Today we are taking a look at block 6 of the Canadian Mystery Quilt Club which is Yukon Territory.
Few places in the world today have been so unchanged over the course of time as has the Yukon. Aboriginal people, have survived for thousands of years, hunting and trapping as they always have. The Klondike Gold Rush of 1898 was the Yukon’s high point of population.
The name “Yukon” originated from the Locheux native word “Yuk-un-ah,” meaning “Great River,” referring to the Yukon River that flows across the territory into Alaska.
Yukon’s dry, continental climate results in a wide variety of weather year-round. Humidity is very low, so summers can be hot and dry while the winter coldness is less harsh than in damper climates.
At 483,450 square kilometres (186,661 square miles), the Yukon is larger than California and covers more area than Belgium, Denmark, Germany and the Netherlands combined.

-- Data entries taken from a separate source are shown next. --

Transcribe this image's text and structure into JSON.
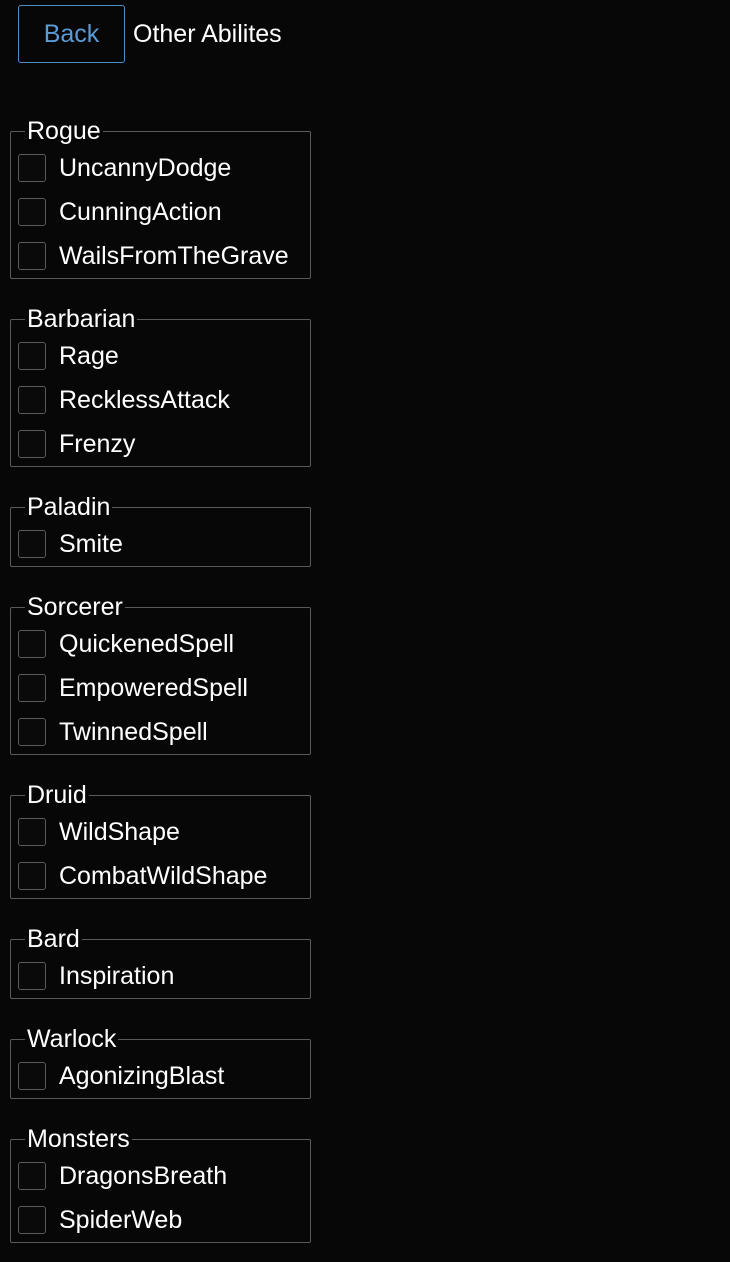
{
  "header": {
    "back_label": "Back",
    "title": "Other Abilites"
  },
  "groups": [
    {
      "legend": "Rogue",
      "items": [
        {
          "label": "UncannyDodge",
          "checked": false
        },
        {
          "label": "CunningAction",
          "checked": false
        },
        {
          "label": "WailsFromTheGrave",
          "checked": false
        }
      ]
    },
    {
      "legend": "Barbarian",
      "items": [
        {
          "label": "Rage",
          "checked": false
        },
        {
          "label": "RecklessAttack",
          "checked": false
        },
        {
          "label": "Frenzy",
          "checked": false
        }
      ]
    },
    {
      "legend": "Paladin",
      "items": [
        {
          "label": "Smite",
          "checked": false
        }
      ]
    },
    {
      "legend": "Sorcerer",
      "items": [
        {
          "label": "QuickenedSpell",
          "checked": false
        },
        {
          "label": "EmpoweredSpell",
          "checked": false
        },
        {
          "label": "TwinnedSpell",
          "checked": false
        }
      ]
    },
    {
      "legend": "Druid",
      "items": [
        {
          "label": "WildShape",
          "checked": false
        },
        {
          "label": "CombatWildShape",
          "checked": false
        }
      ]
    },
    {
      "legend": "Bard",
      "items": [
        {
          "label": "Inspiration",
          "checked": false
        }
      ]
    },
    {
      "legend": "Warlock",
      "items": [
        {
          "label": "AgonizingBlast",
          "checked": false
        }
      ]
    },
    {
      "legend": "Monsters",
      "items": [
        {
          "label": "DragonsBreath",
          "checked": false
        },
        {
          "label": "SpiderWeb",
          "checked": false
        }
      ]
    }
  ],
  "colors": {
    "background": "#070707",
    "accent": "#5a9bd5",
    "border": "#5a5a5a",
    "text": "#ffffff"
  }
}
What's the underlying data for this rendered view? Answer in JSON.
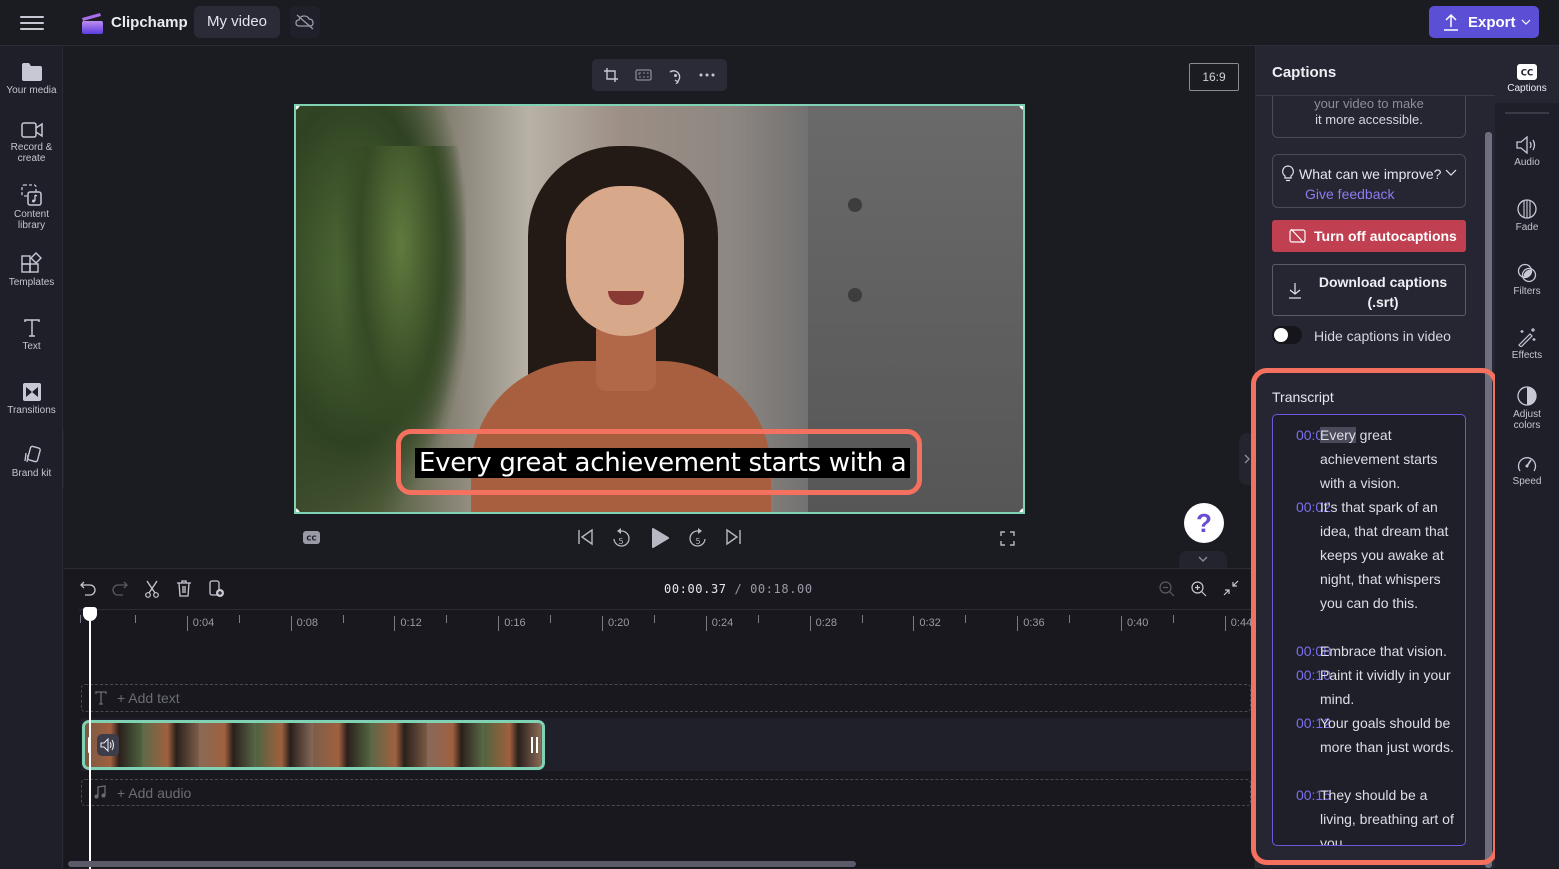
{
  "app": {
    "name": "Clipchamp",
    "project_title": "My video",
    "export_label": "Export"
  },
  "left_sidebar": {
    "items": [
      {
        "label": "Your media",
        "icon": "folder-icon"
      },
      {
        "label": "Record &",
        "label2": "create",
        "icon": "camera-icon"
      },
      {
        "label": "Content",
        "label2": "library",
        "icon": "content-library-icon"
      },
      {
        "label": "Templates",
        "icon": "templates-icon"
      },
      {
        "label": "Text",
        "icon": "text-icon"
      },
      {
        "label": "Transitions",
        "icon": "transitions-icon"
      },
      {
        "label": "Brand kit",
        "icon": "brand-kit-icon"
      }
    ]
  },
  "preview": {
    "aspect_ratio": "16:9",
    "caption_text": "Every great achievement starts with a",
    "toolbar": [
      "crop-icon",
      "fit-icon",
      "rotate-icon",
      "more-icon"
    ]
  },
  "timeline": {
    "current_time": "00:00.37",
    "total_time": "/ 00:18.00",
    "ticks": [
      "0:04",
      "0:08",
      "0:12",
      "0:16",
      "0:20",
      "0:24",
      "0:28",
      "0:32",
      "0:36",
      "0:40",
      "0:44"
    ],
    "add_text": "+ Add text",
    "add_audio": "+ Add audio"
  },
  "captions_panel": {
    "title": "Captions",
    "info_line1": "your video to make",
    "info_line2": "it more accessible.",
    "feedback_question": "What can we improve?",
    "feedback_link": "Give feedback",
    "turn_off_label": "Turn off autocaptions",
    "download_label": "Download captions (.srt)",
    "hide_label": "Hide captions in video",
    "hide_toggle_on": false,
    "transcript_label": "Transcript",
    "transcript": [
      {
        "time": "00:00",
        "first_word": "Every",
        "rest": " great achievement starts with a vision."
      },
      {
        "time": "00:02",
        "text": "It's that spark of an idea, that dream that keeps you awake at night, that whispers you can do this."
      },
      {
        "time": "00:08",
        "text": "Embrace that vision."
      },
      {
        "time": "00:10",
        "text": "Paint it vividly in your mind."
      },
      {
        "time": "00:12",
        "text": "Your goals should be more than just words."
      },
      {
        "time": "00:15",
        "text": "They should be a living, breathing art of you"
      }
    ]
  },
  "right_sidebar": {
    "items": [
      {
        "label": "Captions",
        "icon": "captions-icon",
        "active": true
      },
      {
        "label": "Audio",
        "icon": "audio-icon"
      },
      {
        "label": "Fade",
        "icon": "fade-icon"
      },
      {
        "label": "Filters",
        "icon": "filters-icon"
      },
      {
        "label": "Effects",
        "icon": "effects-icon"
      },
      {
        "label": "Adjust",
        "label2": "colors",
        "icon": "adjust-colors-icon"
      },
      {
        "label": "Speed",
        "icon": "speed-icon"
      }
    ]
  },
  "colors": {
    "accent": "#5b4fd6",
    "danger": "#c03f50",
    "selection": "#7fd3b4",
    "highlight": "#f4705f",
    "timestamp": "#7b6ff0"
  }
}
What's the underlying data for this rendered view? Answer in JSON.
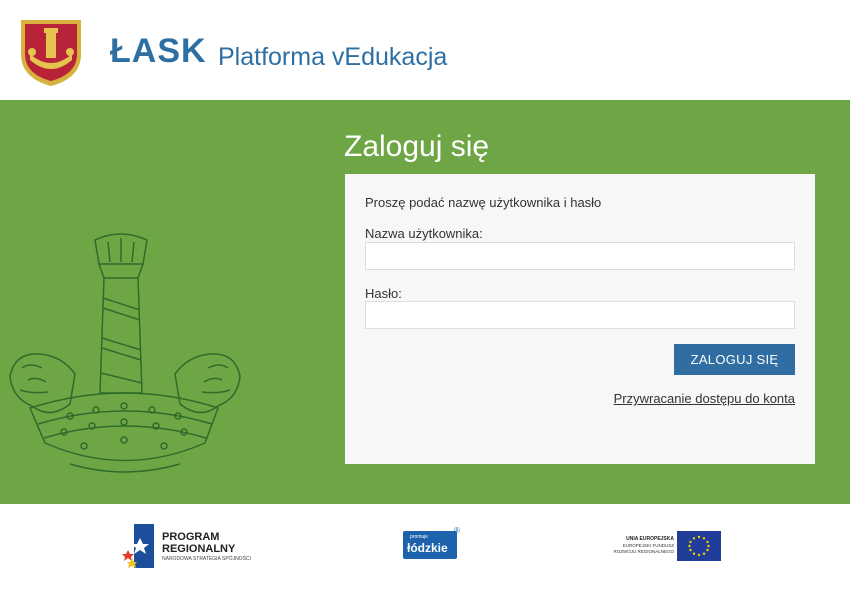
{
  "header": {
    "brand": "ŁASK",
    "subtitle": "Platforma vEdukacja"
  },
  "login": {
    "title": "Zaloguj się",
    "prompt": "Proszę podać nazwę użytkownika i hasło",
    "username_label": "Nazwa użytkownika:",
    "username_value": "",
    "password_label": "Hasło:",
    "password_value": "",
    "submit_label": "ZALOGUJ SIĘ",
    "recover_link": "Przywracanie dostępu do konta"
  },
  "footer": {
    "program": {
      "line1": "PROGRAM",
      "line2": "REGIONALNY",
      "line3": "NARODOWA STRATEGIA SPÓJNOŚCI"
    },
    "lodzkie": {
      "small": "promuje",
      "big": "łódzkie",
      "mark": "®"
    },
    "eu": {
      "line1": "UNIA EUROPEJSKA",
      "line2": "EUROPEJSKI FUNDUSZ",
      "line3": "ROZWOJU REGIONALNEGO"
    }
  },
  "colors": {
    "brand_blue": "#2e6fa3",
    "green_band": "#6ea646",
    "button": "#2f6da2",
    "panel_bg": "#f7f7f7"
  },
  "icons": {
    "crest": "lask-coat-of-arms",
    "emblem": "lask-horn-and-lions-outline",
    "eu_flag": "eu-flag"
  }
}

It represents 4.8% of Canada’s total land area.
Canada’s five tallest mountains are in the Yukon, which includes Mount Logan the highest mountain in Canada and the second-highest in North America.
Canoe expeditions down the Yukon River are epic. You’ll appreciate the people; join the vibe of Dawson City and the bustle of Whitehorse. Whitehorse is Yukon’s capital and a major northern hub. It enjoys facilities, services and businesses far beyond the expectation of a city of 30,000. It’s a big little city surrounded by wilderness with the amenities of a much larger destination paired with the friendly demeanour of a close-knit community.
The Alaska Moose that ranges from Alaska to western Yukon is the largest subspecies of moose. Alaska moose inhabit boreal forests and mixed deciduous forests throughout most of Alaska and most of Western Yukon. Like all moose species, the Alaska moose is usually solitary but sometimes will form small herds. Typically, they only come into contact with other moose for mating or competition for mates. During rutting season, in autumn and winter, male Alaska moose become very aggressive and prone to attacking when startled.
The Northern Lights are actually the result of collisions between gaseous particles in the Earth’s atmosphere with charged particles released from the sun’s atmosphere. Variations in colour are due to the type of gas particles that are colliding. The most common auroral color, a pale yellowish-green, is produced by oxygen molecules located about 60 miles above the earth. Rare, all-red auroras are produced by high-altitude oxygen, at heights of up to 200 miles. Nitrogen produces blue or purplish-red aurora.
It’s not too late to join the Canadian Mystery Quilt Club, you can register HERE. A wallhanging quilt kit is available for the Yukon block by clicking on the image below.
All information is courtesy of www.cantikbatiks.com